** SUPPLIED RECORDS follows **
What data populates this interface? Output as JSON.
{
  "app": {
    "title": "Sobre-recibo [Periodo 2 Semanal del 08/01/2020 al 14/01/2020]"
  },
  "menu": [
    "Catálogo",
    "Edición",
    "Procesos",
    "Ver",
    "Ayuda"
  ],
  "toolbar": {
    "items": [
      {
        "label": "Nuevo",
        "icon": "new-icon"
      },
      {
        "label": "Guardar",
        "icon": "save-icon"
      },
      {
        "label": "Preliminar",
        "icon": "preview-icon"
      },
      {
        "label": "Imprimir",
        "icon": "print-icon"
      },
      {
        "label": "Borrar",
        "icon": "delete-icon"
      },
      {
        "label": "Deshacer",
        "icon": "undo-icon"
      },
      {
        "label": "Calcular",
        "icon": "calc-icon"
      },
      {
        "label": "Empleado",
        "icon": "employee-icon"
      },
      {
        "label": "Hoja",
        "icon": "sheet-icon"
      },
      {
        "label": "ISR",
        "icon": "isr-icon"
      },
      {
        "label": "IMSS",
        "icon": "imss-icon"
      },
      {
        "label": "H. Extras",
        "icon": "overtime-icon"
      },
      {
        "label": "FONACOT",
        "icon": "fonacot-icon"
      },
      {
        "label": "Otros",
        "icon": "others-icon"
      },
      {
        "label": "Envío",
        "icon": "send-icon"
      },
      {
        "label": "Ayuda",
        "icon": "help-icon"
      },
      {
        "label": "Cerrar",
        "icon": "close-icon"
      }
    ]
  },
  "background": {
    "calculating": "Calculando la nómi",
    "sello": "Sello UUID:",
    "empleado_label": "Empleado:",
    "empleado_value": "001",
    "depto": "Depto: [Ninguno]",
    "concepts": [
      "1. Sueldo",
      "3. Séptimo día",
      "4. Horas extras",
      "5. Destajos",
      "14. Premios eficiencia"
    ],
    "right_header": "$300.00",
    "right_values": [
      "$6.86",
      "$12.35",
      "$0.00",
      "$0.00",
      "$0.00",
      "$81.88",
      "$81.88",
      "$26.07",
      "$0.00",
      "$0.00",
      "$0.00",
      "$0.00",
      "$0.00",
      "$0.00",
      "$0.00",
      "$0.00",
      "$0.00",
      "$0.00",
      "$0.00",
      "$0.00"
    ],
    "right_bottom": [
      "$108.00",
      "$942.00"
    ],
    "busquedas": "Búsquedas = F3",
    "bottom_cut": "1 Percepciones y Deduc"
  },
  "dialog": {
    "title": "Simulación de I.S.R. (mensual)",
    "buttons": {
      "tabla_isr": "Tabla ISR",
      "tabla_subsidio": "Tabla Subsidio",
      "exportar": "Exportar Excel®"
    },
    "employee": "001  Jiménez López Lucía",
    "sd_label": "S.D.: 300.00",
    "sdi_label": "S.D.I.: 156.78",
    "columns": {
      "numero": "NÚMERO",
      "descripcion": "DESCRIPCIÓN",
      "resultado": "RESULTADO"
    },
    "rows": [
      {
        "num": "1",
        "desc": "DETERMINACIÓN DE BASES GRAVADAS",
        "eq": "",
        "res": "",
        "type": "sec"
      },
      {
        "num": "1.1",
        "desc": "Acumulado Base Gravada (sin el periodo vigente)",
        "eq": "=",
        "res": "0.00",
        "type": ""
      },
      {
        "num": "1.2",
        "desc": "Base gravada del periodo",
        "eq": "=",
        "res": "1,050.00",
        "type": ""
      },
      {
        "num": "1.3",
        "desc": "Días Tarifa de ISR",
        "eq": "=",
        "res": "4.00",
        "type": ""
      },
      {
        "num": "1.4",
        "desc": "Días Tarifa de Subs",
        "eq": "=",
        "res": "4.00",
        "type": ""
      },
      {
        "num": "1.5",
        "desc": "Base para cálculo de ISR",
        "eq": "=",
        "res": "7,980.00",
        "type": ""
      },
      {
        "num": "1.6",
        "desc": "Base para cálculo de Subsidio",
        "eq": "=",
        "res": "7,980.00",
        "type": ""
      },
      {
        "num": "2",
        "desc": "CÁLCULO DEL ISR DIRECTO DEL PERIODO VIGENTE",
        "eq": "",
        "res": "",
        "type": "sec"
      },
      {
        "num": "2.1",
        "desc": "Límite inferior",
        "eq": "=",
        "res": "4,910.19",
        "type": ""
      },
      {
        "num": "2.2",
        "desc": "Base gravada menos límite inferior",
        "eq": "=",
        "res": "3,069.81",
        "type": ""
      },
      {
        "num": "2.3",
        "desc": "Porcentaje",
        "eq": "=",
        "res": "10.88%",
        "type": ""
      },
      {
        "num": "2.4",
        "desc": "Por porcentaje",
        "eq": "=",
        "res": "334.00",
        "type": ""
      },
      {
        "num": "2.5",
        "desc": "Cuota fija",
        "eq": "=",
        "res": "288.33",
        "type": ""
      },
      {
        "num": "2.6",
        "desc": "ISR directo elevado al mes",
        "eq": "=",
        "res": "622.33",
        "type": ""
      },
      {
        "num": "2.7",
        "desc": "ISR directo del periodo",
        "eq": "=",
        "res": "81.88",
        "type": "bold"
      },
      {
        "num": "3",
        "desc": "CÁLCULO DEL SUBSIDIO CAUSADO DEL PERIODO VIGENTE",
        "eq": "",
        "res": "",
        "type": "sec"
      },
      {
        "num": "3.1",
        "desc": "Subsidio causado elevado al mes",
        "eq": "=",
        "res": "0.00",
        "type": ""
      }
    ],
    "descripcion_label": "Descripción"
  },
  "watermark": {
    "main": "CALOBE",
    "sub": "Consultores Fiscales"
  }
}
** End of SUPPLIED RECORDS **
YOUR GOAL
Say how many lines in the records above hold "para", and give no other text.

EXERCISE ANSWER
2